Or, if you feel up to it, create a small group. It’s easily done: Pick an excuse to meet, like a book study. Invite people whom you’d like to see in your group. Some will be thrilled to join; others will have excuses why they can’t possibly. But start with the willing participants, and build up your group from there.

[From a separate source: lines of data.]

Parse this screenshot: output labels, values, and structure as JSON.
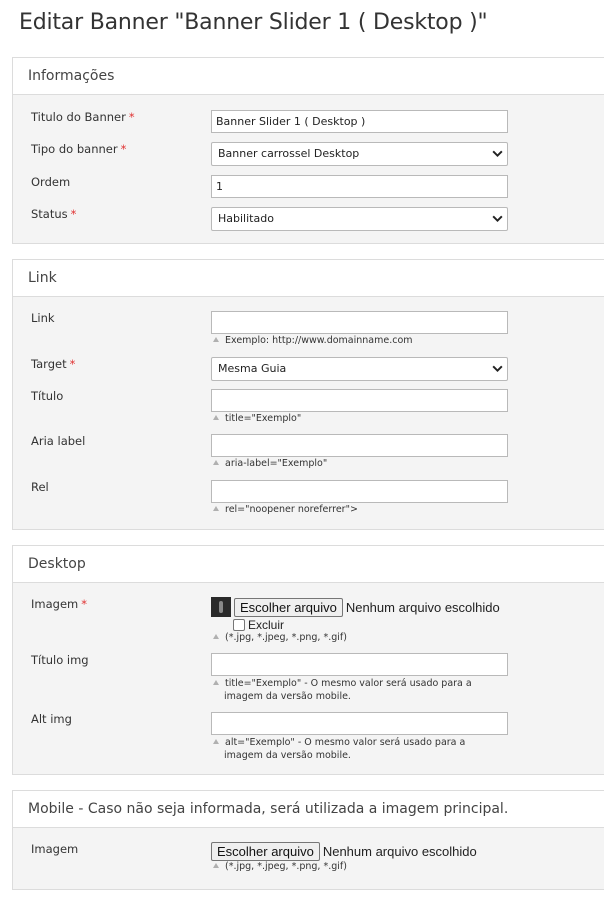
{
  "page": {
    "title": "Editar Banner \"Banner Slider 1 ( Desktop )\""
  },
  "required_mark": "*",
  "informacoes": {
    "heading": "Informações",
    "titulo_label": "Titulo do Banner",
    "titulo_value": "Banner Slider 1 ( Desktop )",
    "tipo_label": "Tipo do banner",
    "tipo_value": "Banner carrossel Desktop",
    "ordem_label": "Ordem",
    "ordem_value": "1",
    "status_label": "Status",
    "status_value": "Habilitado"
  },
  "link": {
    "heading": "Link",
    "link_label": "Link",
    "link_value": "",
    "link_hint": "Exemplo: http://www.domainname.com",
    "target_label": "Target",
    "target_value": "Mesma Guia",
    "titulo_label": "Título",
    "titulo_value": "",
    "titulo_hint": "title=\"Exemplo\"",
    "aria_label": "Aria label",
    "aria_value": "",
    "aria_hint": "aria-label=\"Exemplo\"",
    "rel_label": "Rel",
    "rel_value": "",
    "rel_hint": "rel=\"noopener noreferrer\">"
  },
  "desktop": {
    "heading": "Desktop",
    "imagem_label": "Imagem",
    "file_button": "Escolher arquivo",
    "file_status": "Nenhum arquivo escolhido",
    "excluir_label": "Excluir",
    "file_hint": "(*.jpg, *.jpeg, *.png, *.gif)",
    "titulo_img_label": "Título img",
    "titulo_img_value": "",
    "titulo_img_hint_1": "title=\"Exemplo\" - O mesmo valor será usado para a",
    "titulo_img_hint_2": "imagem da versão mobile.",
    "alt_img_label": "Alt img",
    "alt_img_value": "",
    "alt_img_hint_1": "alt=\"Exemplo\" - O mesmo valor será usado para a",
    "alt_img_hint_2": "imagem da versão mobile."
  },
  "mobile": {
    "heading": "Mobile - Caso não seja informada, será utilizada a imagem principal.",
    "imagem_label": "Imagem",
    "file_button": "Escolher arquivo",
    "file_status": "Nenhum arquivo escolhido",
    "file_hint": "(*.jpg, *.jpeg, *.png, *.gif)"
  },
  "icons": {
    "select_arrow": "chevron-down-icon",
    "hint_marker": "triangle-up-icon",
    "image_thumbnail": "image-thumbnail"
  }
}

Make a point of letting your church’s leadership know you’ve started an informal group. Usually they’re fine with it. Sometimes they’re thrilled, and want you to make it a formal group, so everybody in the church knows it’s available. And every once in a while some of ’em get paranoid: “What’re they doing? Are they heretic? Are they trying to start their own church and siphon off members?” Stuff like that. Sometimes they have legitimate concerns (especially when you’re not as mature as you think you are!), ’cause they’ve been burned before. Other times they’re control freaks. Sort that out. But whatever the situation, don’t defy or dodge the leadership. You’re supporting one another, not competing! (Better not be competing.)

And remember: The stated reason you’re meeting—a study group, a craft group, a dinner group, whatever—is your secondary purpose. Your main purpose is relationship. Never forget that. Never make the activities so crazy-intensive, so necessary, you miss out on the people of your group. Get to know them.